**ASSIGNMENT**
Look for the word "mais" in the entries and copy every line where it shows up.

* * * *

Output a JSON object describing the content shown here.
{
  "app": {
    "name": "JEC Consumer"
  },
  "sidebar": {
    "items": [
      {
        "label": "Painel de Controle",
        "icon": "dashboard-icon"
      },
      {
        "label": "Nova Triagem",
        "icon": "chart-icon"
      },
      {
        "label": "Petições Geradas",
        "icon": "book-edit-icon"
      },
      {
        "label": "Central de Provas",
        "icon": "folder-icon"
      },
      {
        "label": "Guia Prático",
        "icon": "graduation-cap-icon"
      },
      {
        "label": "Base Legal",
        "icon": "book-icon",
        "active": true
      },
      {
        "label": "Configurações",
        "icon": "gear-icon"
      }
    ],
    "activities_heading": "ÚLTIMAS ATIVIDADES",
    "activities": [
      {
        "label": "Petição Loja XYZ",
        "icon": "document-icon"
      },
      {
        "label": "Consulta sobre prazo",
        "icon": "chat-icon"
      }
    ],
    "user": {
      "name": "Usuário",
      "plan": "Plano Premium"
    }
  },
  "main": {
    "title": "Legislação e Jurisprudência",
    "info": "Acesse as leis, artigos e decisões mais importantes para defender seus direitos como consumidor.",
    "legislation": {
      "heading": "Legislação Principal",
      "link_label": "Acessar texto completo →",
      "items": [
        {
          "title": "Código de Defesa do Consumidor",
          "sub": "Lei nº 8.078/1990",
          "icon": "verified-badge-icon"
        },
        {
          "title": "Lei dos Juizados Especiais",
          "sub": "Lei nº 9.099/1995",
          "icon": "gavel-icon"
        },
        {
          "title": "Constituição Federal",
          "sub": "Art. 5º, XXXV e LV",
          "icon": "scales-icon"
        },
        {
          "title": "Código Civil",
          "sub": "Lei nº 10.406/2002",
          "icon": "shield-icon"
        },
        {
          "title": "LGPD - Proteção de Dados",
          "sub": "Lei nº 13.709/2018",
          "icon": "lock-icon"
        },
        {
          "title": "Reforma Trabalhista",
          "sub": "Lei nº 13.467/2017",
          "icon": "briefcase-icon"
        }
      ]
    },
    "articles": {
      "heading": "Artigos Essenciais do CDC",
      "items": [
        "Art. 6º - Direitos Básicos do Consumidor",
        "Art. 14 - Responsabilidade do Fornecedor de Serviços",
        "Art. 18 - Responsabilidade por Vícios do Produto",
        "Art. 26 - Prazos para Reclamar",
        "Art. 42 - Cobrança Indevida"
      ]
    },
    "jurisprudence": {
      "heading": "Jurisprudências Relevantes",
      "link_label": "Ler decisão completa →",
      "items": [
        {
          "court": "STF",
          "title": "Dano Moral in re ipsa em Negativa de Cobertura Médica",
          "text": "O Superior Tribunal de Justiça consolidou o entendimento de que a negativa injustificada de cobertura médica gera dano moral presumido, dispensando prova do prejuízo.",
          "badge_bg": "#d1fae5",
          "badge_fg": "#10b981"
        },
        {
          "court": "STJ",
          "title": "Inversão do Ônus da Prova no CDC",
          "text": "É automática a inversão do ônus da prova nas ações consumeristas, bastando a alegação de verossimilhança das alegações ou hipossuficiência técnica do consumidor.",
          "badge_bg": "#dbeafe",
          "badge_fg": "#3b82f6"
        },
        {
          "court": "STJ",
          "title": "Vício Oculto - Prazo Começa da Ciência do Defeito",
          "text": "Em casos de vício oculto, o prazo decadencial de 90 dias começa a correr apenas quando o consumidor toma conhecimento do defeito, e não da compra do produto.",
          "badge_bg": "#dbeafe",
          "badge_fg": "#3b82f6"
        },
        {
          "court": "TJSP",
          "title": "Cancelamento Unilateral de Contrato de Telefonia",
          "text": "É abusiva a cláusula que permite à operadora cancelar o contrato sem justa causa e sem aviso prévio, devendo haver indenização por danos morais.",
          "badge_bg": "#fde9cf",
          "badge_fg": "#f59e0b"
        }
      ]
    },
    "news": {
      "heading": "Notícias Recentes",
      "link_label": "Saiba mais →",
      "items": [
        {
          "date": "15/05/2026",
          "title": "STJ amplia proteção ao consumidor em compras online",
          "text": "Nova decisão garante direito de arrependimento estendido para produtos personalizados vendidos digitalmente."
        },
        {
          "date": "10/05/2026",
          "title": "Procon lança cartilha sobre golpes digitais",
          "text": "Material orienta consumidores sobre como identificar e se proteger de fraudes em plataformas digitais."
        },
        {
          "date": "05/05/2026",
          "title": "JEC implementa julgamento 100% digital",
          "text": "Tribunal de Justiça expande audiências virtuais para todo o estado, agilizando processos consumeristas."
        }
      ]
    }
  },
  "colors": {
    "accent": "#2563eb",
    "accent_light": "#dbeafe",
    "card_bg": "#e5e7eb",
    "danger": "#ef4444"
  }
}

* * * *

**EXPECTED ANSWER**
    "info": "Acesse as leis, artigos e decisões mais importantes para defender seus direitos como consumidor.",
      "link_label": "Saiba mais →",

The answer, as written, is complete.